We all have the times in our lives when we feel like absolutely nothing is going our way. The daily stresses we face can make us feel completely inundated with bad luck. Perhaps we have too many problems to face, and do not even see a way out of our difficulties. How can one even begin to start solving so many problems?
This question plagued me and I decided to do an activity with my class the other night. I asked my human service college students to create a “fictional client” with a large assortment of problems. I was dumbfounded when one of the teams came up with the following “client:”
Our “fictional client” can be described as a 36-year-old, undocumented male; married with three children; worked in the plumbing field but contracted a horrible Staph infection from injury and exposure on the job, and no longer able to work; can no longer afford to pay for diapers for youngest child; electricity has been shut off; late on rent check; wife unemployed; no transportation to get to medical appointments.
The next step of the classroom activity that I assigned was to start solving ALL of the problems. I directed the students to some resources and asked them to work on finding a solution to every problem listed. My students did an amazing job and solved all of the problems (besides the infection itself, which they left to the medical professionals). It took them no more than ten minutes to figure out possible solutions.
If this activity was so easy, why do we sometimes find ourselves feeling paralyzed when faced with problems of our own? The one main difference is that with this classroom activity, everyone was removed from the problems. Because our clients were “made up” nobody felt a personal connection to these issues. It can be much easier to solve problems that are not considered personal to our own life. We might find it easy to give advice to our friends, but we may not find it as easy to give advice to ourselves.

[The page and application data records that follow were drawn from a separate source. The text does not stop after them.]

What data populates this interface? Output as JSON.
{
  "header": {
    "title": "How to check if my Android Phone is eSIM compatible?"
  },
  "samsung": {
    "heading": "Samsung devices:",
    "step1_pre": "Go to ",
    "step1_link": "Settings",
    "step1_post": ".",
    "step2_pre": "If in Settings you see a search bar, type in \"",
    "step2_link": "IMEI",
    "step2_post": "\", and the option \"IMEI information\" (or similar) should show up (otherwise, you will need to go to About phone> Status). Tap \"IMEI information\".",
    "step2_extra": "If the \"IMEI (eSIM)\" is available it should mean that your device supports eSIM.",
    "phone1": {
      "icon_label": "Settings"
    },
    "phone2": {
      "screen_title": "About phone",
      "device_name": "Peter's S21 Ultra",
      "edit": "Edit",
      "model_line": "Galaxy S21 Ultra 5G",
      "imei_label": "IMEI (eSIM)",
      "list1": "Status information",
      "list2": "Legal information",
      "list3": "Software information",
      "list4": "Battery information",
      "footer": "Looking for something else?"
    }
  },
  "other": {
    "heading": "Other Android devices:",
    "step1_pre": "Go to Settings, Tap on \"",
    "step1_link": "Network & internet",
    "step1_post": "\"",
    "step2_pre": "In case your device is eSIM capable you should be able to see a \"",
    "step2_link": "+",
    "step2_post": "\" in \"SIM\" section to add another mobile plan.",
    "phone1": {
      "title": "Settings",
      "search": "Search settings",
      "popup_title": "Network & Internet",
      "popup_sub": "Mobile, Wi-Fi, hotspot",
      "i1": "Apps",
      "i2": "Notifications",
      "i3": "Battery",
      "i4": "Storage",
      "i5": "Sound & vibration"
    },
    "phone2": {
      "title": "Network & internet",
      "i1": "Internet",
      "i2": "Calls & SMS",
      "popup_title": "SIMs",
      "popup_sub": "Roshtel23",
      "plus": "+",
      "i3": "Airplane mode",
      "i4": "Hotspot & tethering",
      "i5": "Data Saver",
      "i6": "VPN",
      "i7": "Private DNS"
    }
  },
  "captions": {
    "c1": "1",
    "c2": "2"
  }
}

Albert Ellis said, “The best years of your life are the ones in which you decide your problems are your own. You do not blame them on your mother, the ecology, or the president.” Maybe we have spent more time blaming our problems on factors that we cannot control, and meanwhile, did not even work on fixing them. If we feel stuck in our present circumstances, we may not believe that there is a way out of them.
This leads me to question, could solving our own problems be as simple as listing them out and thinking about a concrete solution to each problem? Could it lie in taking more responsibility for our circumstances? I don’t know about you, but next time I face difficulties I may just try this activity on my REAL life.